Part 3: We all have to work at some point

Sandra Parada

My life after graduation was supposed to involve moving to New York City, working for a popular fashion magazine and running around in Christian Louboutin pumps. Instead, thanks to the economic situation of this country, my life following graduation will be focused more in Pasadena, Calif., working for a production company and walking around in Steve Maddens.

Rewinding back the past five years of my college career, my entire emphasis was on journalism. Before my college training in journalistic writing, I idealized my future career in this field with all the glamour and perks of working for a high-fashion magazine. In my head I was Anne Hathaway in the movie ‘The Devil Wears Prada,’ and I didn’t care about being bullied around by a heartless editor just as long as I had the bragging rights to say I work for a magazine in New York City.

Fast-forward to where I am at now and my first job title out of college will be clearance coordinator at Mike Mathis Productions in Pasadena. The job description doesn’t feature anything I had envisioned my first post-college job to consist of, such as reporting about a runway show during fashion week. ‘ ‘ ‘

It may not be the fantasy I concocted for my first real-world job to be like, but at least I am able to say I have a job.

The national unemployment rate for people ages 20 to 24 was 12.9 percent in February, up from 9 percent a year ago and higher than the overall unemployment rate of 8.1 percent, according to the Bureau of Labor Statistics. Great way to give those in their 20s hope, right?

The job I will be have after graduation stemmed from an internship which I obtained through my parents’ tenants. Yes, I got a job because of my parents’ hookups, but these days knowing someone who knows someone is a smart means for a person to go through to have a possibly decent first job.

However, don’t think because someone got me the internship, it was a free ride to a future with the company. My one-year anniversary with the internship will be in August and I had to prove myself as a hard-working, dedicated person to my current bosses in order to convert this internship into a real take-me-seriously job.

Though I do believe my ability to get this position was a mixture of luck and persistence on my part to keep my bosses content with my work.

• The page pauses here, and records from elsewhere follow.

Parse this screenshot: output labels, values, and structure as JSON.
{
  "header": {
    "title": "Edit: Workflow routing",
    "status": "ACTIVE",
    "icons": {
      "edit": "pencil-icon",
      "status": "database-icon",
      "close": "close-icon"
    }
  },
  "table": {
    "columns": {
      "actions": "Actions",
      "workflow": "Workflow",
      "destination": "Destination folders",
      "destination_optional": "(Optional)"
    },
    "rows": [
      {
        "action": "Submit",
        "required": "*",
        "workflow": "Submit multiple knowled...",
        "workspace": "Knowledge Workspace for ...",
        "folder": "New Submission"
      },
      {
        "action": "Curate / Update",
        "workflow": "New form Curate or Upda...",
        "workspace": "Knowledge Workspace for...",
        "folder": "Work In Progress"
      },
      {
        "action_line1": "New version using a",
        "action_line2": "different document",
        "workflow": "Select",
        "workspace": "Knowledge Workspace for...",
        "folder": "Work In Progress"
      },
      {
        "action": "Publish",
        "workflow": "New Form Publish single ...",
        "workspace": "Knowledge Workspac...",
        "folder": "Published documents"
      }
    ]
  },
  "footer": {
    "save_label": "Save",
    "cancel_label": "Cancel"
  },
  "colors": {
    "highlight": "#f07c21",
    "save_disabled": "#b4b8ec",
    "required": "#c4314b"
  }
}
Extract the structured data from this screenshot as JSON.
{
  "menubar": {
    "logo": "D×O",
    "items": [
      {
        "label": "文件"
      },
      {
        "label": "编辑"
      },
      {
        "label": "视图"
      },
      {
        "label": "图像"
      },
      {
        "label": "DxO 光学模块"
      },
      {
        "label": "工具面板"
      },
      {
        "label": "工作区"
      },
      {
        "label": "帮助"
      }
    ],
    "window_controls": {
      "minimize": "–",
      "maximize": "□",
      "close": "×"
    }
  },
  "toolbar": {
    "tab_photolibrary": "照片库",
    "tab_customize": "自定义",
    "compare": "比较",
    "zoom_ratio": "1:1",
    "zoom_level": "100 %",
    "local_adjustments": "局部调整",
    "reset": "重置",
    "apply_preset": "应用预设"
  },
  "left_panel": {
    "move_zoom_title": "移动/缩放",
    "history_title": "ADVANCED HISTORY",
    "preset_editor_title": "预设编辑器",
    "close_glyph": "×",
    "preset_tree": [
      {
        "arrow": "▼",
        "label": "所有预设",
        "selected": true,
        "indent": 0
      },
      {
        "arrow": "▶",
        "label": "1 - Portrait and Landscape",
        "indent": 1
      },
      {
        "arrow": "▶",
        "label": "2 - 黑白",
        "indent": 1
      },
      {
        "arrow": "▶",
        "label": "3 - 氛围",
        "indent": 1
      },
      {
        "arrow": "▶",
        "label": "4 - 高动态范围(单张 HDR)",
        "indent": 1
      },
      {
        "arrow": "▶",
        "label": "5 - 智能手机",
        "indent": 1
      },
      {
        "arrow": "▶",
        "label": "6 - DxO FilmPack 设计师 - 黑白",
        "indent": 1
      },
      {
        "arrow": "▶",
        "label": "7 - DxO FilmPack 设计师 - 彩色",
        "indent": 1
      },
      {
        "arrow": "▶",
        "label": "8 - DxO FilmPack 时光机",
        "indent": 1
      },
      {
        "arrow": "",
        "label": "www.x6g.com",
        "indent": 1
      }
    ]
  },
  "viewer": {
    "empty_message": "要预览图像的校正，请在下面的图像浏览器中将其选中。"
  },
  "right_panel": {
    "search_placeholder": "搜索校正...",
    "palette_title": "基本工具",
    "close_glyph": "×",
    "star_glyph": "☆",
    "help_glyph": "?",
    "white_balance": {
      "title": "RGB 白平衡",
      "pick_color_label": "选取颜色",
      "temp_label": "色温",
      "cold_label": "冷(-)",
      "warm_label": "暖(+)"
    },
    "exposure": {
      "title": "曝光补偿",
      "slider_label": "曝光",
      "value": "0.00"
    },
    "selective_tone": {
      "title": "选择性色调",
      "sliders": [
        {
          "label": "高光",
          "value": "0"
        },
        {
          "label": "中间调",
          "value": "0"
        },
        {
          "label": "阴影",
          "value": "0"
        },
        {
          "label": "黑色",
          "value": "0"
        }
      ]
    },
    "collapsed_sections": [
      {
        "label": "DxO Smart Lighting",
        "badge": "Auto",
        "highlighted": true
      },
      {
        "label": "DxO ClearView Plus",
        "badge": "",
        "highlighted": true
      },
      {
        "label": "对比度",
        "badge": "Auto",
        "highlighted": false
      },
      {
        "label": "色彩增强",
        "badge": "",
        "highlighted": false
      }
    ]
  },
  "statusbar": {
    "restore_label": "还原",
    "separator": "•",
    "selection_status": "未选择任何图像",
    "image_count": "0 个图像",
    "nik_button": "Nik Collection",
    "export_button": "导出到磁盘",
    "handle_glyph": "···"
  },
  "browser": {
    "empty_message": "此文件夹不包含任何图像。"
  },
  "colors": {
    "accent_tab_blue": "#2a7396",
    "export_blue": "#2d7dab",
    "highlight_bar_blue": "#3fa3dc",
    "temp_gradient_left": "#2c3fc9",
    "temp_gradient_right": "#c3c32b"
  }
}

I consider myself one of the fortunate future graduates that right after graduating has a job lined up, even if it might not be what I always wanted to do.

According to the Quarterlife Crisis Web site, ‘the average number of jobs a person has in his 20s has jumped to 8.6 jobs between the ages of 18 and 32.’ This for me means that after I build a legit reputation with this company, I can move forward to better job opportunities in the future.

For my generation, it is hard to come to the realization that we have to settle for certain opportunities. The motto that we can be and do anything we wanted was embedded in our minds when we were growing up. Now that we are grown, there aren’t enough job openings for college graduates to keep believing that.

I was hesitant at first to take this internship because it had nothing to do with my vision of what I wanted to do with my life, but if I didn’t take the opportunity, I would be in the same statistical pool as many of my college peers.

What we need to realize is we have to take every opportunity that comes our way whether or not it’s a part of our life plan, because you never know if it can propel you to a better situation until you become a part of it.

I know I was lucky to be networked into this position through a family link. So far what I have been fortunate enough to grasp is an amazing learning experience, a future job after graduation and a chance to make myself more marketable to my future employmers at a magazine in New York City.